Syracuse lacrosse opponent preview: What to know about No. 12 Albany

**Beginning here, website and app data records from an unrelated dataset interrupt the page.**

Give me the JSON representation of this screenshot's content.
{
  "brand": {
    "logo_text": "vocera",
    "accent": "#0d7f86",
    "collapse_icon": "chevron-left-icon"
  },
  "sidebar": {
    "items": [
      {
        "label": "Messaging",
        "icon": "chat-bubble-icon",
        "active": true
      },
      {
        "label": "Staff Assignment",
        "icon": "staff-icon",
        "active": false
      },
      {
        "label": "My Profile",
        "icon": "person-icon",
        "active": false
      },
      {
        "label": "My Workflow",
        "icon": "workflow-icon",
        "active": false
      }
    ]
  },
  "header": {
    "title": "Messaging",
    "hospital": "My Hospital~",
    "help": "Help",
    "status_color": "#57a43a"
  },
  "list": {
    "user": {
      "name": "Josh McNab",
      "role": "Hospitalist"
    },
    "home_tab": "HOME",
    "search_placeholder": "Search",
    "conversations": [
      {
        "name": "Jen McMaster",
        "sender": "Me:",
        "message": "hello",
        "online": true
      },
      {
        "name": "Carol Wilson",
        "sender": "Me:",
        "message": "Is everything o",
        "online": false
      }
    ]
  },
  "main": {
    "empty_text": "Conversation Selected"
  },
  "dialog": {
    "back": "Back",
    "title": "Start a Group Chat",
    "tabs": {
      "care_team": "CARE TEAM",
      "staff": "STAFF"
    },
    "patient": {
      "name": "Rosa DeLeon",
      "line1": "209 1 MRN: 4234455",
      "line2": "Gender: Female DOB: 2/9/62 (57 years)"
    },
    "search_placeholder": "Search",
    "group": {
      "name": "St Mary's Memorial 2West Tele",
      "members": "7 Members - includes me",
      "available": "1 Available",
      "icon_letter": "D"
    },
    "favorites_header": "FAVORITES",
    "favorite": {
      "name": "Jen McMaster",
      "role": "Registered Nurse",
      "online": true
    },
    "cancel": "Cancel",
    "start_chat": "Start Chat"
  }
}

first_imgAfter dominating Siena, 18-5, last weekend, No. 5 Syracuse (1-0) hosts No. 12 Albany on Sunday at 4 p.m. in the Carrier Dome. The Orange impressed in its season opener without five of its top six scorers from last season due to graduation. The Great Danes haven’t played a game this season and are coming off a quarterfinal loss to Notre Dame in last year’s NCAA tournament.Here’s everything you need to know about the matchup.All-time series: Syracuse leads 12-1Last time they played: After each team scored four goals in the first quarter, Syracuse took control of the game and defeated Albany 17-12 on April 2, 2015. Faceoff specialist Ben Williams went 24-of-27 from the X and the Orange’s first-line midfield combined for nine goals. Lyle Thompson had four goals and three assists, but it wasn’t enough to keep up with a Syracuse offense that fed off Williams’ strong performance.“I have never seen a face-off performance like I’d seen either,” Albany head coach Scott Marr said after the game. “The kid was unbelievable in the X. That was ultimately the difference in the game.”AdvertisementThis is placeholder textThe Albany report: With Thompson now graduated, the Great Danes offense — which led the country with 17.1 goals per game last year — will likely share the ball more since the two-time Tewaaraton Award winner held it approximately 70 percent of the time, Syracuse head coach John Desko said. Sophomore Connor Fields (66 goals and 22 assists) and Onondaga Community College junior transfer Seth Oakes (54 goals and 12 assists) will be counted on to carry the offensive load. Senior John Maloney was fourth on Albany last year in scoring and is the top returning midfielder.“We’ve had to reinvent ourselves since September,” Marr said at Albany’s media day. “Without Lyle, we’ve had to find a go-to guy.”At the faceoff X, Cason Liles took the most faceoffs on the team last season but transferred, according to Inside Lacrosse. Connor Russell, who took the second most faceoffs was injured during fall ball.On the defensive end, Albany returns senior Josh Babcock, junior James Burdette, sophomore AJ Kluck and sophomore Stone Sims. Marr said all four will contribute in front of senior goalie Blaze Riorden, who saved 56 percent of shots, allowed 9.93 goals per game and scored one of the most memorable goals of last season.How Albany beats Syracuse: Win the possession battle and capitalize on opportunities. Against a patient offense like Syracuse’s, Albany can’t afford to commit turnovers and waste chances. No matter who takes faceoffs for the Great Danes, Williams is projected to have the edge. An offense searching for its new quarterback must figure it out early otherwise it could fall behind the way Siena did last week and not be able to climb back. Though Albany’s defense, which allowed 10 goals per game last season (28th in country), is its most experienced unit, Syracuse’s Dylan Donahue will likely control the game again. It’ll come down to whether Fields, Oakes and Maloney can match it on the other end of the field.“I think they’re going to share the ball and who knows, they could be even more dangerous,” Desko said, “just because they’re willing to put the ball in other people’s sticks and I think the other players are good players.”Numbers to know:66 — Fields’ 66 goals last season ranked first in all of Division I.22.9 — Lyle Thompson accounted for 22.9 percent (121 out of 528) of Albany’s points last season. Fields, who accounted for the second most points, accounted for just 16.7 percent.1,097 — It’s been 1,097 days since Feb. 13, 2013, the only time that Albany beat Syracuse.Player to watch: Fields’ role in the new look Albany offense will be fascinating to observe on Sunday. Though Marr has said he’ll have to contribute in more ways than he did mainly as a finisher last year, it’s yet to be seen how successful he can be without Thompson. When you’re the leading goal-scorer in all of Division I, all eyes will be locked on you at the start of the following season. Comments Published on February 19, 2016 at 3:01 pm Contact Paul: [email protected] | @pschweds Facebook Twitter Google+last_img read more